:: Data shown ::
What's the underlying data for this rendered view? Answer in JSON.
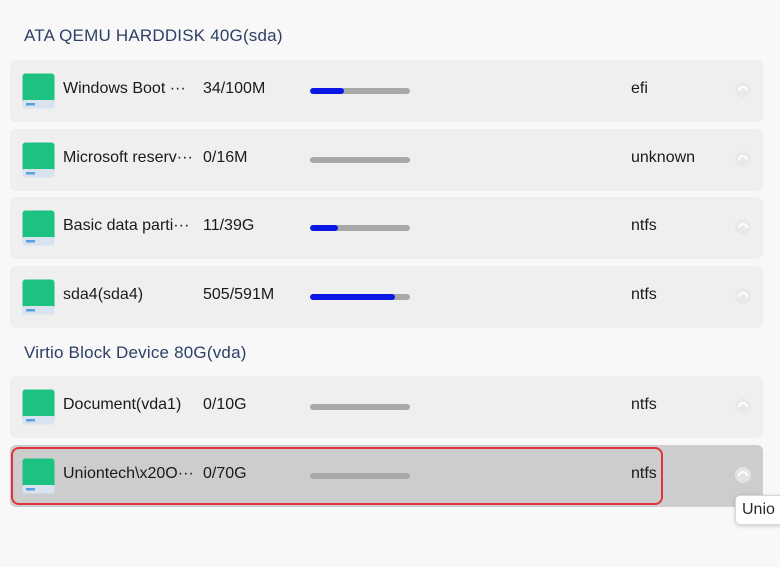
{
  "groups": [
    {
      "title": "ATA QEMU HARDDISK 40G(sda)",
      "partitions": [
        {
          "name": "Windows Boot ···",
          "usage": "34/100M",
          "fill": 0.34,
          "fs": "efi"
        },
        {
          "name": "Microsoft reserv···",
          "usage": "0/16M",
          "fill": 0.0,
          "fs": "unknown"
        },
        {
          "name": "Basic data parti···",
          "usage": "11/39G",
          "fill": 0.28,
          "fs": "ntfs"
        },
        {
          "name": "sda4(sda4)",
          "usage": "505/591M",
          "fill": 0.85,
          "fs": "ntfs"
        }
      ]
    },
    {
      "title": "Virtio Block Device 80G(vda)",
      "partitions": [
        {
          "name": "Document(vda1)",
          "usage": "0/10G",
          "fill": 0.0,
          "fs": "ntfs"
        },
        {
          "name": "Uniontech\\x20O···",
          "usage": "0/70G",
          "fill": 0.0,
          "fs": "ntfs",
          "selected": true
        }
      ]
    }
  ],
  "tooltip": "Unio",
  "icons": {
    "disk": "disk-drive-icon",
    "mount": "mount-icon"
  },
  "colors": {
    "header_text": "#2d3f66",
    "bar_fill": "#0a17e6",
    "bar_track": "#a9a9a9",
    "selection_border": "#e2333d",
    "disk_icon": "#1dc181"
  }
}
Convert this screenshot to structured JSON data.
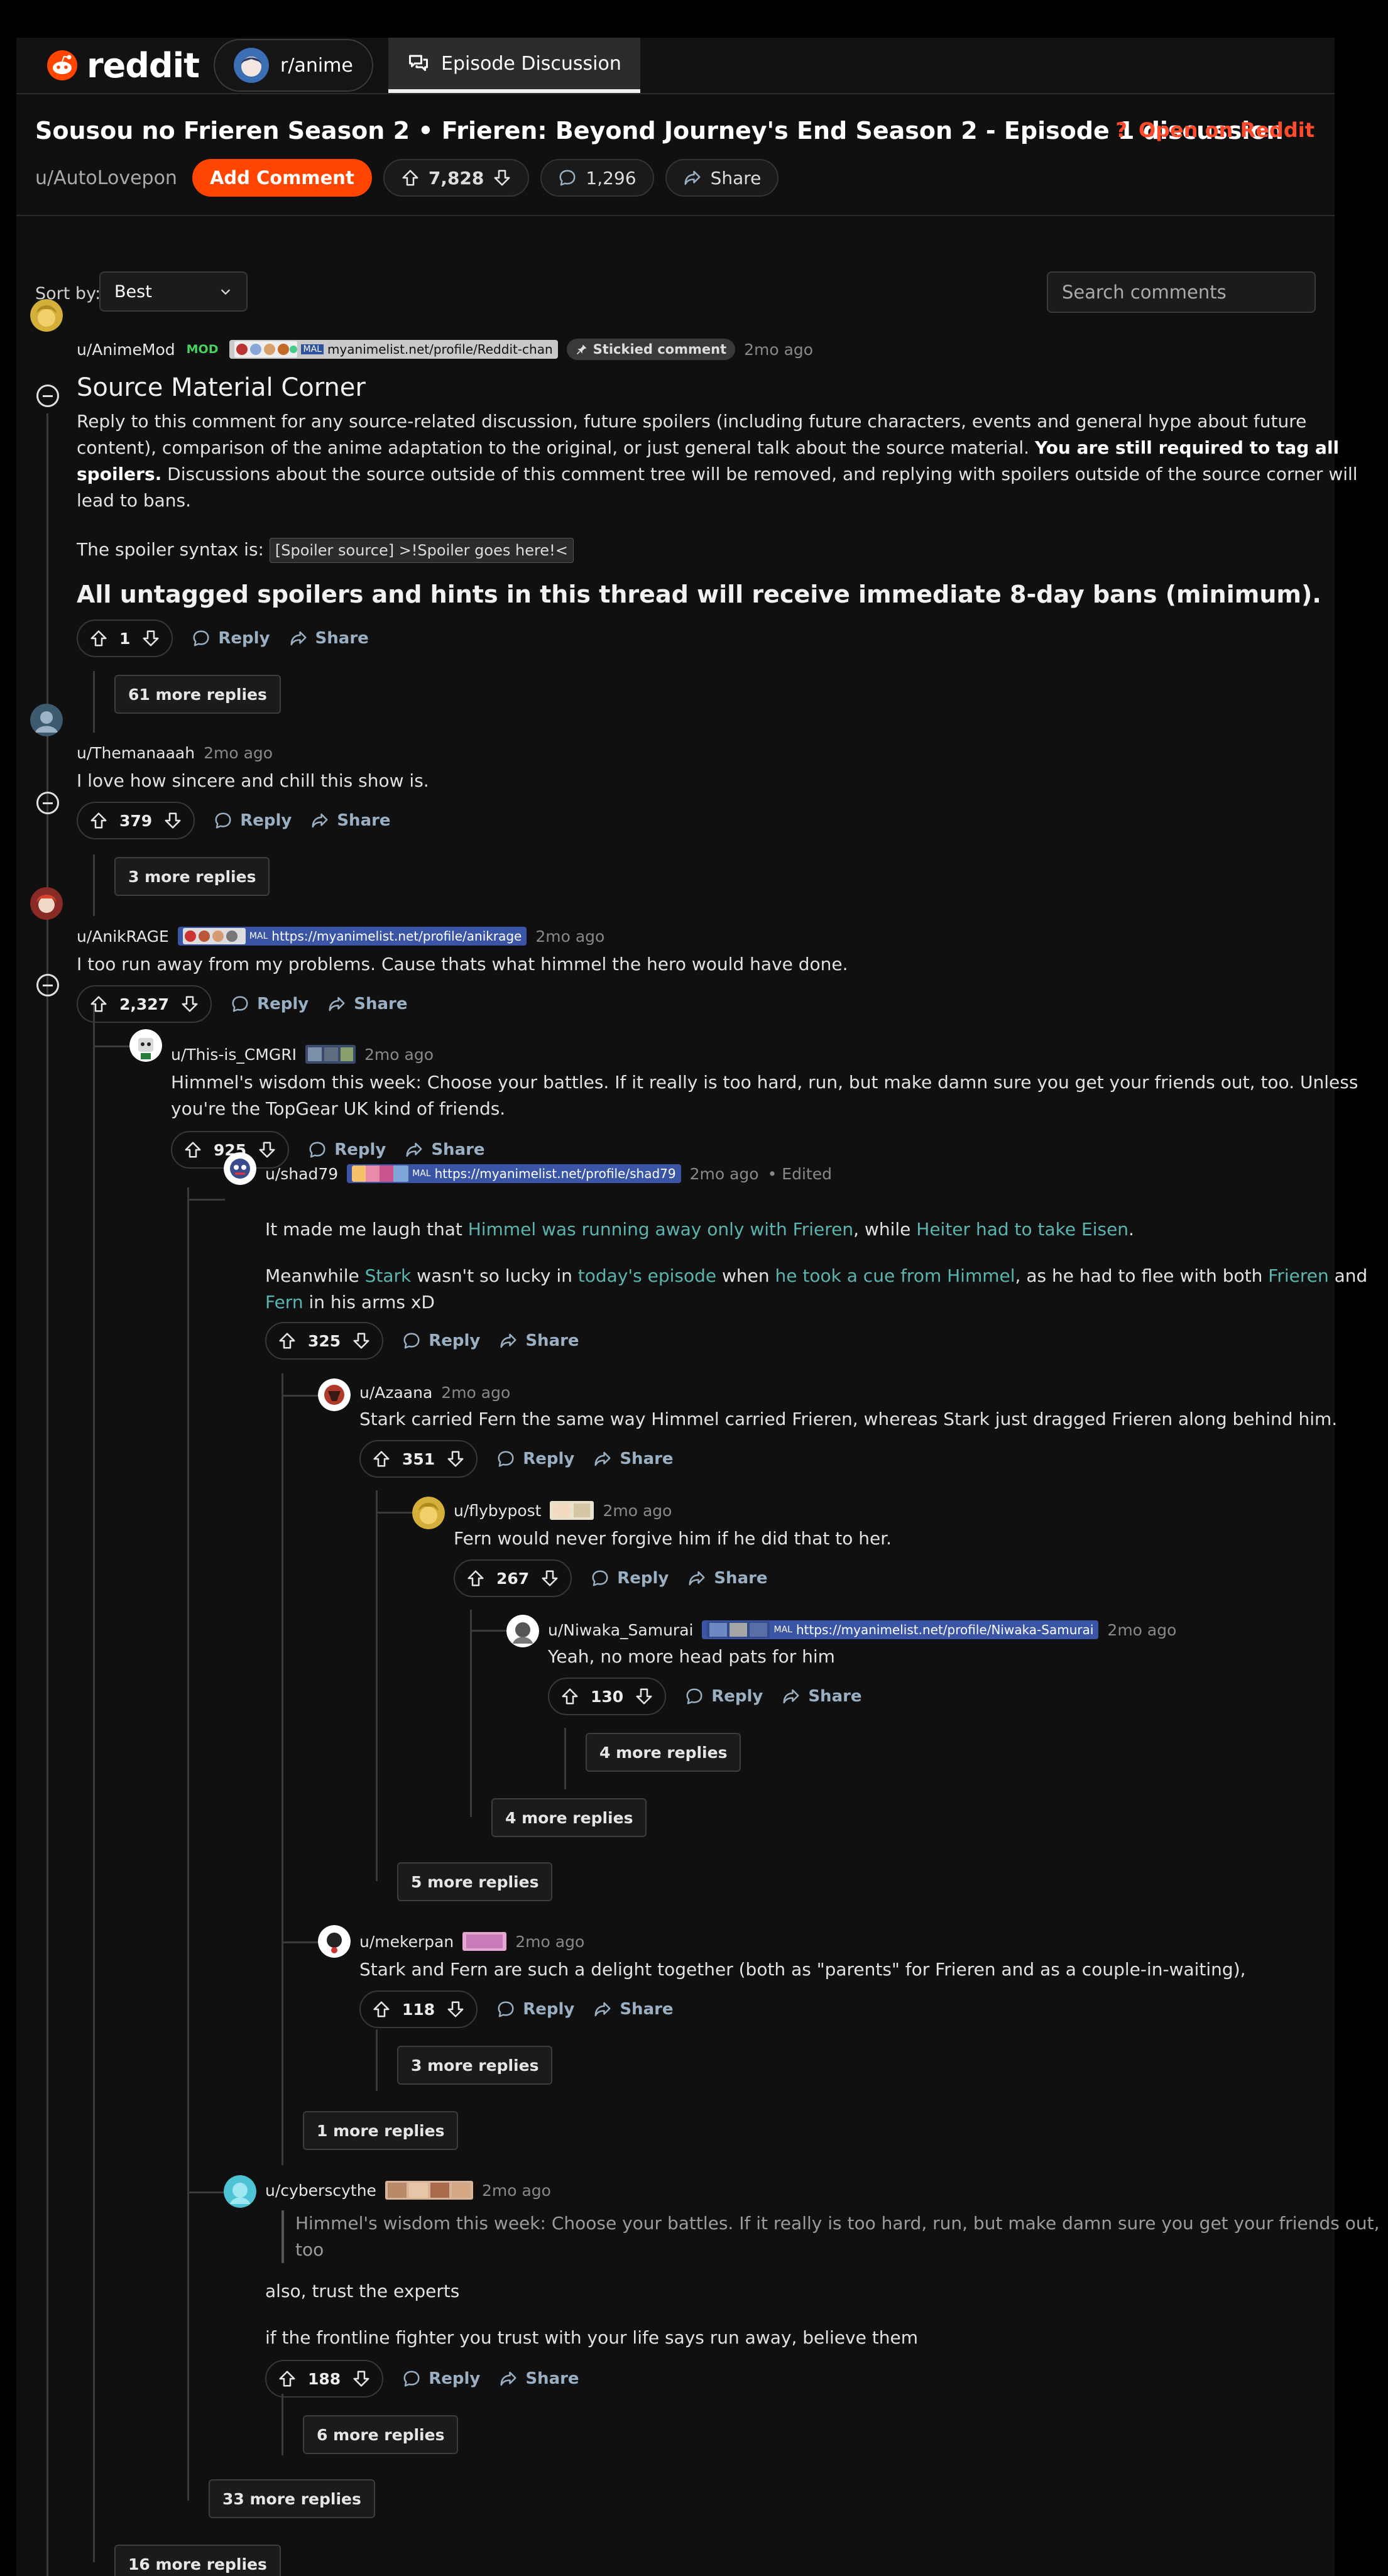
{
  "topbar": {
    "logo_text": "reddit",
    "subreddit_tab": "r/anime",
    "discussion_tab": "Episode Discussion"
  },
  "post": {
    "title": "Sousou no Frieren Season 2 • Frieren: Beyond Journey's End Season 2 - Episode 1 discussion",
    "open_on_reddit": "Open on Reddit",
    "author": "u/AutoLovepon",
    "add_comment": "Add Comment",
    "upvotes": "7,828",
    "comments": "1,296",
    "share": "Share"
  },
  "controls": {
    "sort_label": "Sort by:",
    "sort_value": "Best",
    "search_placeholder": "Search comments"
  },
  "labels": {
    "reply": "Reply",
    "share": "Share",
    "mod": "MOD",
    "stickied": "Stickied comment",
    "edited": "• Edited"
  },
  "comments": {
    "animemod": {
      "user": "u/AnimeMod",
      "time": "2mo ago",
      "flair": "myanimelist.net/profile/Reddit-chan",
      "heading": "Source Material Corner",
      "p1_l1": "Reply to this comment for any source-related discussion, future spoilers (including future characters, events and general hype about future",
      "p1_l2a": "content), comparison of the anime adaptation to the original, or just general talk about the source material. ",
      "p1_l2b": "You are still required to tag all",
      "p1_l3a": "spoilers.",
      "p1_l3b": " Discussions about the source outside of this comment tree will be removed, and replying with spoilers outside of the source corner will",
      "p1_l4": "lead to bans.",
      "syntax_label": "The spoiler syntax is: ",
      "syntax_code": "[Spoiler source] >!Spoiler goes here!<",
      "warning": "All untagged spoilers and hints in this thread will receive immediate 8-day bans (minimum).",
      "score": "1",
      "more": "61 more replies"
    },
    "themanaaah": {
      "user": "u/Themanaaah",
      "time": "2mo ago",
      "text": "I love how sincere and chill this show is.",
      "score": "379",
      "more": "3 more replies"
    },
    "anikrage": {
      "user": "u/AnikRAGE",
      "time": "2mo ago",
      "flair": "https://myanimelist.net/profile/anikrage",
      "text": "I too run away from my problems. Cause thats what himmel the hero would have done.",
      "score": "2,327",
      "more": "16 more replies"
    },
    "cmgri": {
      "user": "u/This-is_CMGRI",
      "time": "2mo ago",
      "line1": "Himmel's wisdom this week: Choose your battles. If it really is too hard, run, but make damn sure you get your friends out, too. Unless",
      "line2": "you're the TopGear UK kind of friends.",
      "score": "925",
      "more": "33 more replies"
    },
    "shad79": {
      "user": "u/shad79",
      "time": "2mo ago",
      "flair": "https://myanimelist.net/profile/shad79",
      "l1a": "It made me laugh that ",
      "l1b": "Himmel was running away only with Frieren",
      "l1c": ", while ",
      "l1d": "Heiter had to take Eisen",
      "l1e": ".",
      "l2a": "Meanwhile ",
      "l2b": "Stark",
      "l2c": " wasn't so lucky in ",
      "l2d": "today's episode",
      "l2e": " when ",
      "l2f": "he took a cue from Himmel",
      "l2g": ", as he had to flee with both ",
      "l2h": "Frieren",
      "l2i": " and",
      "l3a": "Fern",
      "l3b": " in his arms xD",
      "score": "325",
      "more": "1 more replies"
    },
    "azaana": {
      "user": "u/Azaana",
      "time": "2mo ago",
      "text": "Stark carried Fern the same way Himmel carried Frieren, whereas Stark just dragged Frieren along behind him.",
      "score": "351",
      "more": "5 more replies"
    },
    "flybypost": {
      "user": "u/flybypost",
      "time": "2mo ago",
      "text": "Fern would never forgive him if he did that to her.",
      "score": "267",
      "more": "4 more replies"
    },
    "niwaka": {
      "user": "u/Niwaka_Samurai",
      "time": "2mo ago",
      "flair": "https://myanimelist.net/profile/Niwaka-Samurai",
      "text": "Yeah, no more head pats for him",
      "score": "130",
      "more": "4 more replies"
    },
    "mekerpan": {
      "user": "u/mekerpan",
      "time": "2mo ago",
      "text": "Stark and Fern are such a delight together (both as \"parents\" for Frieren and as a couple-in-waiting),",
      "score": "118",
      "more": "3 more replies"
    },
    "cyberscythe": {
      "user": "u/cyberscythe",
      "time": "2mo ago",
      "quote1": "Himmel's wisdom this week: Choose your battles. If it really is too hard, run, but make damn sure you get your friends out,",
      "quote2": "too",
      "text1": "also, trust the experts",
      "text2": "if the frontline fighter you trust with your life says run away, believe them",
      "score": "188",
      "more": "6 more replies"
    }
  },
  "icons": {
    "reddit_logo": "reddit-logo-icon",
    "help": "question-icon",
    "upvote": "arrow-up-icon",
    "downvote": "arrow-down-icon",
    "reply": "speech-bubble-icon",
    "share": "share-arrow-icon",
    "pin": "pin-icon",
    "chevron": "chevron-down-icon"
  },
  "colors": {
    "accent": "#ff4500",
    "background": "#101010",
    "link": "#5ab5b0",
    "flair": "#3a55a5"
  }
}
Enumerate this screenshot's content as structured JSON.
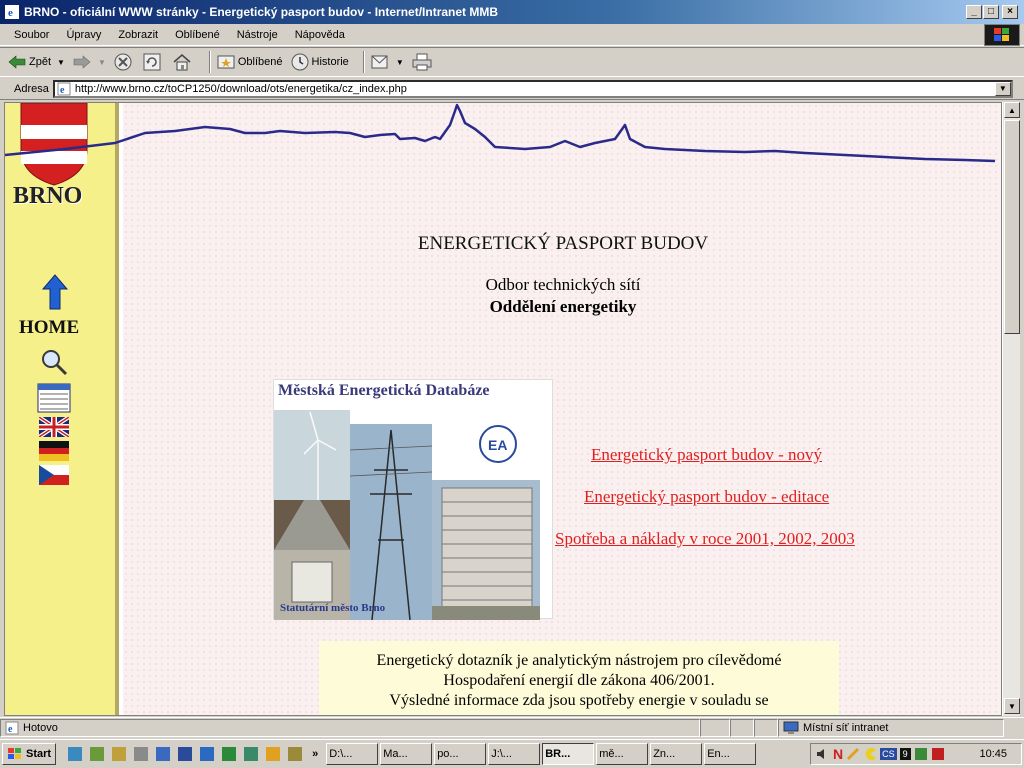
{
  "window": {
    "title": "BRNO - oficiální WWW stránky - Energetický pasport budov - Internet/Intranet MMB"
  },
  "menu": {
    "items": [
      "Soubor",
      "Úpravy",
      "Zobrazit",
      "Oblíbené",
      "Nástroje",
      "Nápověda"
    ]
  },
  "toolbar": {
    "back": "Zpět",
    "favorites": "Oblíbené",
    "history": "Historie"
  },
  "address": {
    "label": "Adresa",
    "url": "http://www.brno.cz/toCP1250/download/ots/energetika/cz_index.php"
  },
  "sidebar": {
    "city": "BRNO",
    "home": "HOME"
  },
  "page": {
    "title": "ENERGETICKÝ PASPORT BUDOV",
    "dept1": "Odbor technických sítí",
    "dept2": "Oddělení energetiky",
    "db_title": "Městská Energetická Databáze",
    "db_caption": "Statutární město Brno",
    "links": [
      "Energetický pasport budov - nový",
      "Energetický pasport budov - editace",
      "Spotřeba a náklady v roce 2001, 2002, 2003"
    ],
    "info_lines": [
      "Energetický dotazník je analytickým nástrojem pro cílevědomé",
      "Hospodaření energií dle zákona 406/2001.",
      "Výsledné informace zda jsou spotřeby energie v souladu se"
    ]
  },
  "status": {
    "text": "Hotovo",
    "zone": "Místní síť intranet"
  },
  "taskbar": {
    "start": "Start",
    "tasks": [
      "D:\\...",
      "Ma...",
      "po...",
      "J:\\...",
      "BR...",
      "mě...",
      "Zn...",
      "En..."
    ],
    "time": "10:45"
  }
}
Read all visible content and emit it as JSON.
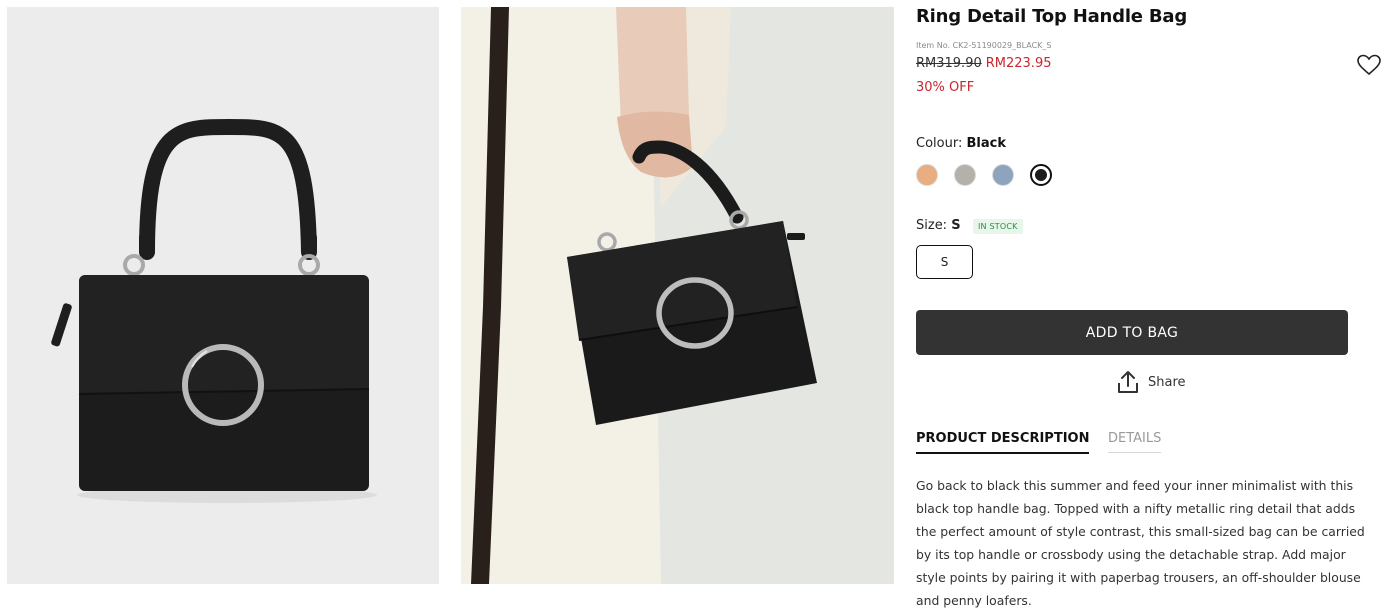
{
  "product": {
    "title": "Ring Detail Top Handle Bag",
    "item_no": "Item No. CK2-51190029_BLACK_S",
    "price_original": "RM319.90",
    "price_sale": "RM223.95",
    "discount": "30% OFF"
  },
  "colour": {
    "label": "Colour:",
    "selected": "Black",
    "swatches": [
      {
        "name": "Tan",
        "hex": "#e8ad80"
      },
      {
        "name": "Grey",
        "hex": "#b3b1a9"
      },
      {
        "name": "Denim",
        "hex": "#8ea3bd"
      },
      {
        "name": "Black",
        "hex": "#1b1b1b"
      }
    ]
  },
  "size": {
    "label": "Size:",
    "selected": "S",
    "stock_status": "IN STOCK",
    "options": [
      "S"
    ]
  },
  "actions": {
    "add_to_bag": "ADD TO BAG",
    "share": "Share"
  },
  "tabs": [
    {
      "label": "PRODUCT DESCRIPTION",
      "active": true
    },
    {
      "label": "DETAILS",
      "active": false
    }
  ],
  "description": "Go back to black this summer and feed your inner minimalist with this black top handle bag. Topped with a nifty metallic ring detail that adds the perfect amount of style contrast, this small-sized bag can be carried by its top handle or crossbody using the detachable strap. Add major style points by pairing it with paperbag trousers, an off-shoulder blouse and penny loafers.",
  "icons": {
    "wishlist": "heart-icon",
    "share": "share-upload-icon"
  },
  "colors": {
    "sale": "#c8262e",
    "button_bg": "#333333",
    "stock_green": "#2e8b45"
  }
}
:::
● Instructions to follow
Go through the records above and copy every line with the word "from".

● Finished task
      "text": "I too run away from my problems. Cause thats what himmel the hero would have done.",
      "l2f": "he took a cue from Himmel",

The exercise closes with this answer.